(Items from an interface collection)
* * * *
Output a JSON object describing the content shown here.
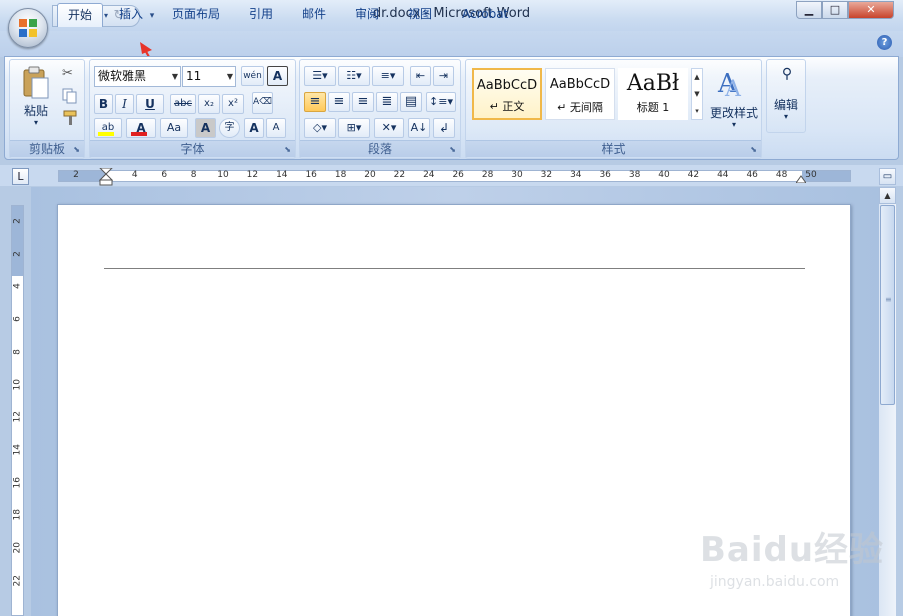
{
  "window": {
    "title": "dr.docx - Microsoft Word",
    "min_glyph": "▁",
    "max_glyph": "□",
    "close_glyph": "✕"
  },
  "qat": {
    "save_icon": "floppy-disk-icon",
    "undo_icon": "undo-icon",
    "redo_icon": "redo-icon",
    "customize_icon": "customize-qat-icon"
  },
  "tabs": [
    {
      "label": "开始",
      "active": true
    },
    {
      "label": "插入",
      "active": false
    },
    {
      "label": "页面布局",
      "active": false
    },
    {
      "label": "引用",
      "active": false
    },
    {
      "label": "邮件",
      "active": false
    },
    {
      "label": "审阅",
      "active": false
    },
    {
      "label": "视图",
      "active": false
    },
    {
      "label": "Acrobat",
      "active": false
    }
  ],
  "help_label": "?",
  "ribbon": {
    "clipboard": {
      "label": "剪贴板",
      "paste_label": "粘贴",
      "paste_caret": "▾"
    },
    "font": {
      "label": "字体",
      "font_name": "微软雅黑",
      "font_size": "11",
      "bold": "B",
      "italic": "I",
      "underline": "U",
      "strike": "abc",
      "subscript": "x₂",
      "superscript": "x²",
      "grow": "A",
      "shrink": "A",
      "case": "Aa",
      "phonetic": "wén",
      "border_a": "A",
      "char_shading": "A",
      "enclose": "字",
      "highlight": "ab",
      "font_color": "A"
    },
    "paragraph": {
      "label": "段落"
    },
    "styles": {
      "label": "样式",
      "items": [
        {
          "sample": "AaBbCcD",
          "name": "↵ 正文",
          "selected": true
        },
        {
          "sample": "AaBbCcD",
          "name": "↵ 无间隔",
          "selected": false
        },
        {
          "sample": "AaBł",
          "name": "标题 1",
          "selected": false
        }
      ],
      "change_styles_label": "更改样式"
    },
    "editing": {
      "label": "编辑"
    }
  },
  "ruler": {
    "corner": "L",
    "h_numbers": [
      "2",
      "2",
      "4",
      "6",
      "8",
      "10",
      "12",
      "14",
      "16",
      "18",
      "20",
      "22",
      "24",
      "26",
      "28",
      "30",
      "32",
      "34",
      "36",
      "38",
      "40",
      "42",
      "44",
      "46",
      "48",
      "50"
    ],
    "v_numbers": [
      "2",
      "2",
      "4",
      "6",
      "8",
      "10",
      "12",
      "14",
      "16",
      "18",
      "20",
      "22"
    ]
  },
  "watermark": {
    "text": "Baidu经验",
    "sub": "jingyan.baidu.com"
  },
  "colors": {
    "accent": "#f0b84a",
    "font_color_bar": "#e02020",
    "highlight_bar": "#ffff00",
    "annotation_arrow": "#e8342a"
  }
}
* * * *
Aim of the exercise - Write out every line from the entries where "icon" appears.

Task answer -
    "save_icon": "floppy-disk-icon",
    "undo_icon": "undo-icon",
    "redo_icon": "redo-icon",
    "customize_icon": "customize-qat-icon"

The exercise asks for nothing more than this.